Dr. Taylor presents an original theory of the dynamics of confusion in governments and in the lives of ordinary citizens. His model postulates a vicious cycle in which the causes of confusion evoke coping tactics that often worsen those causes. One of the most destructive coping tactics, "Find-an-Enemy-and-Lose-Your-Confusion" spawns conflict and increases the lies and other information pathology already circulating. "Exports" from this vicious cycle include environmental depredation, political oppression, war and death.
Using his model, he illuminates the binds entrapping Robert McNamara and Lyndon Johnson as they expanded the Vietnam War in 1965. He then extends the theory using fuzzy cognitive maps (FCMs), and submits the model to the ultimate test: forecasting in "real time" certain events in the 1999 NATO-Serbia War and its aftermath.
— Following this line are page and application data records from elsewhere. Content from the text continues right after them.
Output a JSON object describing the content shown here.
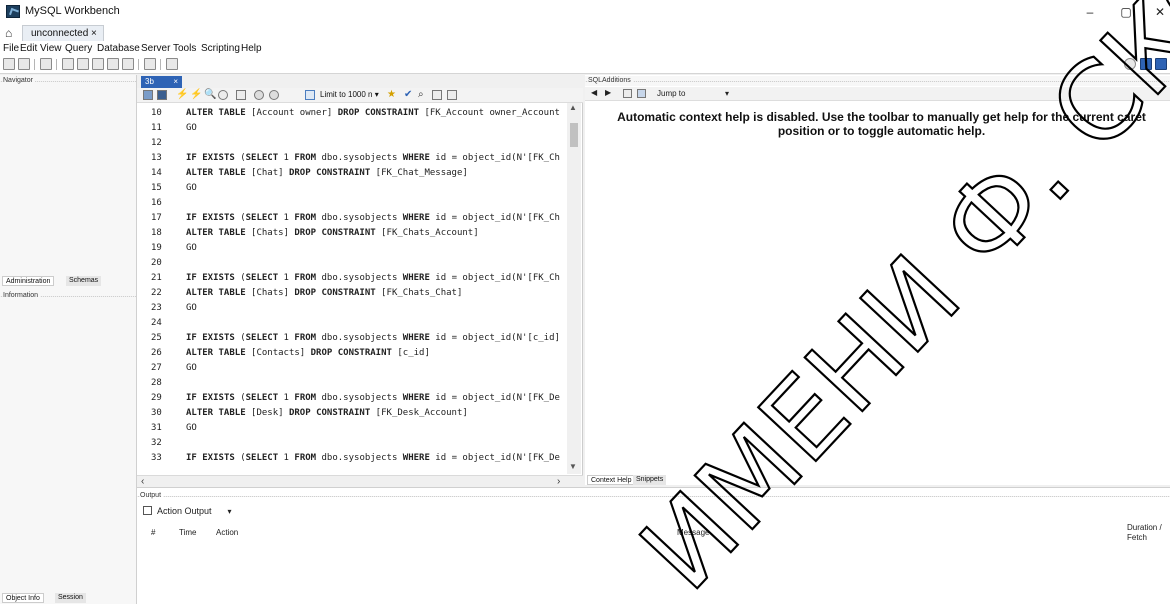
{
  "window": {
    "title": "MySQL Workbench",
    "minimize": "–",
    "maximize": "▢",
    "close": "✕"
  },
  "tabs": {
    "connection_tab": "unconnected  ×"
  },
  "menu": {
    "items": [
      "File",
      "Edit",
      "View",
      "Query",
      "Database",
      "Server",
      "Tools",
      "Scripting",
      "Help"
    ]
  },
  "navigator": {
    "header": "Navigator",
    "tabs": [
      "Administration",
      "Schemas"
    ],
    "info_header": "Information",
    "bottom_tabs": [
      "Object Info",
      "Session"
    ]
  },
  "editor": {
    "tab_label": "3b",
    "tab_close": "×",
    "limit_label": "Limit to 1000 n",
    "lines": [
      {
        "n": "10",
        "text": "ALTER TABLE [Account owner] DROP CONSTRAINT [FK_Account owner_Account"
      },
      {
        "n": "11",
        "text": "GO"
      },
      {
        "n": "12",
        "text": ""
      },
      {
        "n": "13",
        "text": "IF EXISTS (SELECT 1 FROM dbo.sysobjects WHERE id = object_id(N'[FK_Ch"
      },
      {
        "n": "14",
        "text": "ALTER TABLE [Chat] DROP CONSTRAINT [FK_Chat_Message]"
      },
      {
        "n": "15",
        "text": "GO"
      },
      {
        "n": "16",
        "text": ""
      },
      {
        "n": "17",
        "text": "IF EXISTS (SELECT 1 FROM dbo.sysobjects WHERE id = object_id(N'[FK_Ch"
      },
      {
        "n": "18",
        "text": "ALTER TABLE [Chats] DROP CONSTRAINT [FK_Chats_Account]"
      },
      {
        "n": "19",
        "text": "GO"
      },
      {
        "n": "20",
        "text": ""
      },
      {
        "n": "21",
        "text": "IF EXISTS (SELECT 1 FROM dbo.sysobjects WHERE id = object_id(N'[FK_Ch"
      },
      {
        "n": "22",
        "text": "ALTER TABLE [Chats] DROP CONSTRAINT [FK_Chats_Chat]"
      },
      {
        "n": "23",
        "text": "GO"
      },
      {
        "n": "24",
        "text": ""
      },
      {
        "n": "25",
        "text": "IF EXISTS (SELECT 1 FROM dbo.sysobjects WHERE id = object_id(N'[c_id]"
      },
      {
        "n": "26",
        "text": "ALTER TABLE [Contacts] DROP CONSTRAINT [c_id]"
      },
      {
        "n": "27",
        "text": "GO"
      },
      {
        "n": "28",
        "text": ""
      },
      {
        "n": "29",
        "text": "IF EXISTS (SELECT 1 FROM dbo.sysobjects WHERE id = object_id(N'[FK_De"
      },
      {
        "n": "30",
        "text": "ALTER TABLE [Desk] DROP CONSTRAINT [FK_Desk_Account]"
      },
      {
        "n": "31",
        "text": "GO"
      },
      {
        "n": "32",
        "text": ""
      },
      {
        "n": "33",
        "text": "IF EXISTS (SELECT 1 FROM dbo.sysobjects WHERE id = object_id(N'[FK_De"
      }
    ]
  },
  "sql_additions": {
    "header": "SQLAdditions",
    "jump_to": "Jump to",
    "help_text": "Automatic context help is disabled. Use the toolbar to manually get help for the current caret position or to toggle automatic help.",
    "bottom_tabs": [
      "Context Help",
      "Snippets"
    ]
  },
  "output": {
    "header": "Output",
    "selector": "Action Output",
    "columns": [
      "#",
      "Time",
      "Action",
      "Message",
      "Duration / Fetch"
    ]
  },
  "watermark": {
    "text": "ИМЕНИ Ф. СКОРИ"
  }
}
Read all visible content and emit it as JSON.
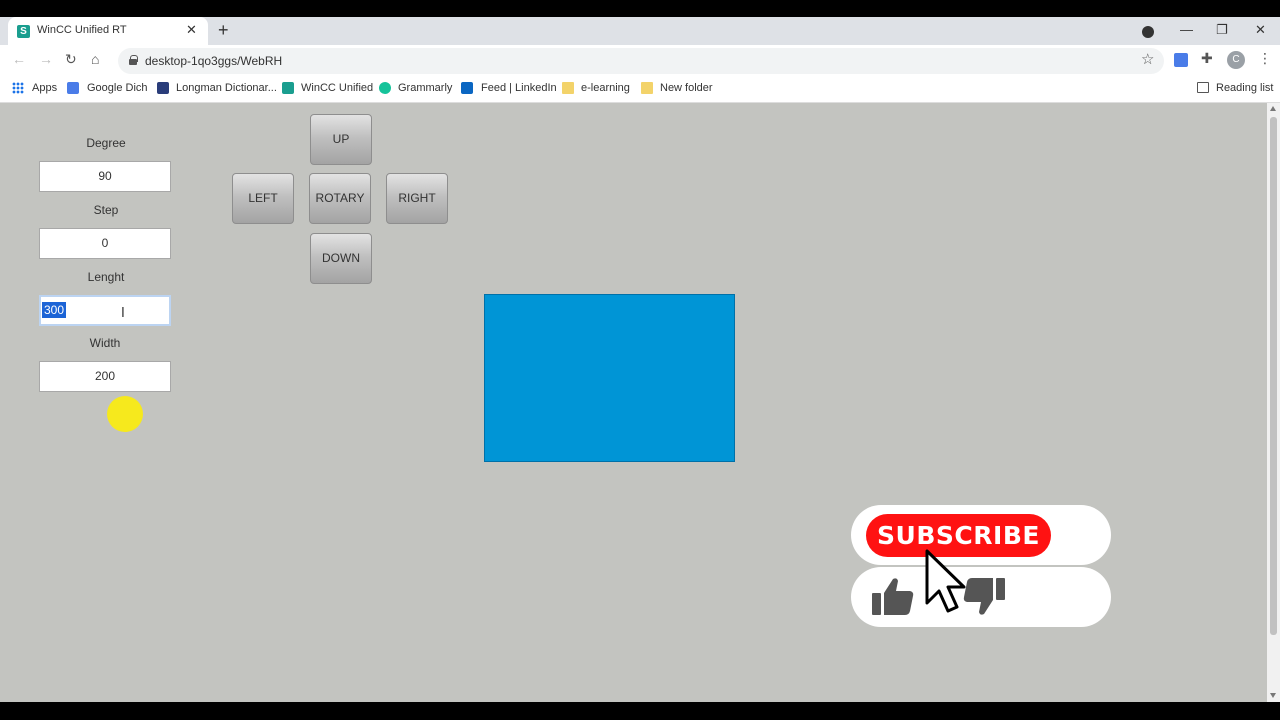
{
  "browser": {
    "tab_title": "WinCC Unified RT",
    "tab_favicon_letter": "S",
    "url": "desktop-1qo3ggs/WebRH",
    "avatar_letter": "C",
    "bookmarks": [
      "Apps",
      "Google Dich",
      "Longman Dictionar...",
      "WinCC Unified",
      "Grammarly",
      "Feed | LinkedIn",
      "e-learning",
      "New folder"
    ],
    "reading_list": "Reading list"
  },
  "form": {
    "degree_label": "Degree",
    "degree_value": "90",
    "step_label": "Step",
    "step_value": "0",
    "length_label": "Lenght",
    "length_value": "300",
    "width_label": "Width",
    "width_value": "200"
  },
  "pad": {
    "up": "UP",
    "left": "LEFT",
    "rotary": "ROTARY",
    "right": "RIGHT",
    "down": "DOWN"
  },
  "shape": {
    "color": "#0095d6"
  },
  "overlay": {
    "subscribe": "SUBSCRIBE",
    "subscribe_color": "#ff1212"
  }
}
He published these predictions on his web site during and after that war.
This project represents the first use of FCMs to forecast political-military events in real time.
The concluding chapters test whether a knowledge of confusion dynamics will increase empathy between opponents, and whether the model is useful for planning humanitarian efforts by betterment organizations.
|Chapter 1||Amplifying The Definition of Confusion||3|
|Chapter 2||Spotlighting The Sources||14|
|Chapter 3||Complexity: Overload's Fashionable Twin||22|
|Chapter 4||The Complete Array of Confusion Sources||36|
|Chapter 5||Coping with Confusing Situations||56|
|Chapter 6||Connections Among Coping Methods||79|
|Chapter 7||Oversimplified Initial Version of The 1965 Vietnam War Expansion Decision||93|
|Chapter 8||Confusion Dynamics in The 1965 Decision to Escalate||108|
|Chapter 9||Conflicting Agendas Binding McNamara and Westmoreland||131|
|Chapter 10||More Elements in The Dilemma||143|
|Chapter 11||Failure of Peace Initiatives||158|
|Chapter 12||Robert McNamara's Recommendations Based on The Vietnam Experience||170|
|Chapter 13||Forecasting With Fuzzy Cognitive Maps During and After The Kosovo War||177|
|Chapter 14||Kosovo Section of The Web Site||183|
|Chapter 15||The War Goes On||213|
|Chapter 16||Interrupting The Web Site Transcript to Examine My Own Confusion||225|
|Chapter 17||Returning to The Web Site Excerpts||232|
|Chapter 18||Combining The US/NATO and Serbian Matrices||242|
|Chapter 19||The Approach of "Peace"||258|
|Chapter 20||More Complexities in Peace||273|
|Chapter 21||Trying to Incorporate The Serb Perspective, and A Possible Role For The CIA||278|
|Chapter 22||Continued Disarray||292|
|Chapter 23||Russia, China, India Form Alliance to Counter Us Dominance||300|
|Chapter 24||Seeking Tools for Clarification 1: Individual Efforts||329|
|Chapter 25||Seeking Tools For Clarification 2: Group and Organizational Efforts Toward More Effective Reforms||357|
|About the Author||383|